While coloring a drawing of happy-looking fruits and vegetables, my daughter solicited advice from the adults at the table as to what kind of food one nondescript-looking member of the group was intended to be. Between my wife, my mother-in-law, and myself, we settled on the idea that it was some kind of seed, basing our consensus on the fact that every other item in the picture was something healthy to eat, and given that seeds are as well, perhaps it was one.
“But daddy,” my daughter told me, “You’re not supposed to eat seeds.” Given that she’s been offered and has observed her parents eating various seeds on numerous occasions in our home, I have to think this opinion arose more from her not particularly liking certain ones, than from not knowing that humans can and do eat seeds.
I explained to her that people eat a pretty wide variety of seeds all the time, and that they’re generally quite good for us. Birds needn’t be the only ones benefiting from the nourishment and hunger satisfaction that they provide, after all. Packed with vitamins, minerals and proteins, these little powerhouses are a great option for adding flavor and texture to delicious meals. The examples listed below may vary in terms of taste characteristics, but one attribute shared by them all is that each of these seeds is a great-tasting way to add a little nutrition to your diet.
Sunflower seeds contain magnesium to lower high blood pressure, reduce risk of stroke and heart attack, and help build strong bones. They are also an excellent source of Vitamin E, which has anti-inflammatory benefits as well as playing a significant role in preventing cardiovascular disease.
Pomegranate seeds are nature’s “sweet tarts.” This juicy seed is packed with powerful antioxidants, and is a good source of Vitamin C, Vitamin K, and dietary fiber.
Colman’s Mustard Seeds
Colman’s Mustard stems from a unique blend of brown seeds (Brassica Juncea) and white seeds (Sinapis Alba) that create the perfect essential to creating flavorful dishes, rubs, sauces and more. Full of potassium, Vitamin C, Vitamin B, selenium, and magnesium, mustard seed promote gastrointestinal and heart health, as well as possessing anti-inflammatory effects and lowering high blood pressure.
Hemp seeds are a complete protein as they contain essential fatty acids omega 6 and omega 3, and are a good source of soluble and insoluble fiber. They are a great source of Vitamins A, b1, B2 D and E, in addition to containing all nutritionally significant amino acids.
Pumpkin seeds are high in zinc, and a rich source of protein, magnesium, manganese, zinc, icon, copper, and B vitamins. Their benefits include eye, heart, liver, and skin health, immunity, and protection against osteoporosis and other chronic disease.

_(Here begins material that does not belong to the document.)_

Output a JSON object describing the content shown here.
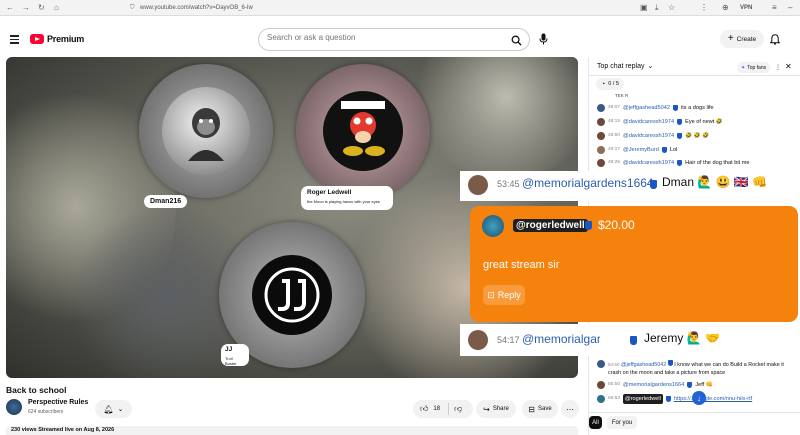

Flax seeds help to lower blood pressure. They contain omega-3 fatty acids which help reduce inflammation, both soluble and insoluble fiber to help promote digestive health, and lignans, which possess plant estrogen and antioxidant properties.
Chia seed benefits include carbohydrates, calcium, and antioxidants. They also contain fiber which promotes digestive health, and omega-3 fatty acids to reduce inflammation.

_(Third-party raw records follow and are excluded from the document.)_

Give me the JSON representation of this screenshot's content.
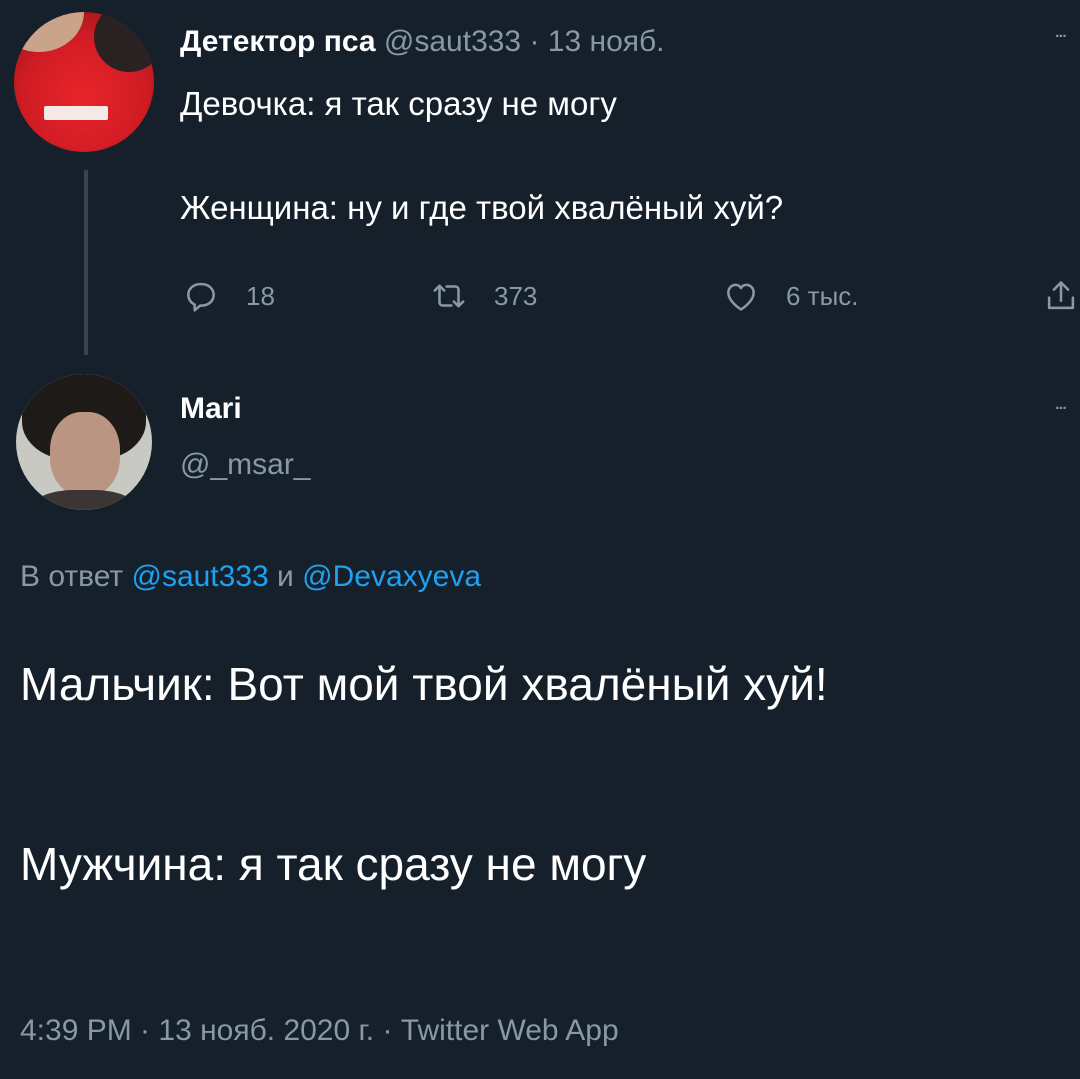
{
  "tweet1": {
    "name": "Детектор пса",
    "handle": "@saut333",
    "separator": " · ",
    "date": "13 нояб.",
    "lines": [
      "Девочка: я так сразу не могу",
      "Женщина: ну и где твой хвалёный хуй?"
    ],
    "replies": "18",
    "retweets": "373",
    "likes": "6 тыс."
  },
  "tweet2": {
    "name": "Mari",
    "handle": "@_msar_",
    "reply_prefix": "В ответ ",
    "reply_mention_1": "@saut333",
    "reply_and": " и ",
    "reply_mention_2": "@Devaxyeva",
    "lines": [
      "Мальчик: Вот мой твой хвалёный хуй!",
      "Мужчина: я так сразу не могу"
    ],
    "footer": "4:39 PM · 13 нояб. 2020 г. · Twitter Web App"
  },
  "more_icon_glyph": "ᐧᐧᐧ",
  "colors": {
    "background": "#15202b",
    "text": "#ffffff",
    "secondary": "#8899a6",
    "link": "#1da1f2",
    "thread_line": "#38444d"
  },
  "icons": [
    "reply-icon",
    "retweet-icon",
    "like-icon",
    "share-icon",
    "more-icon"
  ]
}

Besides being a prime source of manganese, copper, and calcium, sesame seeds contain antioxidants and magnesium, which neutralizes free radicals. They also ease stress and reduce hypertension.
[Colman’s Mustard image courtesy of Colman’s Mustard. All other images were found in public domain.]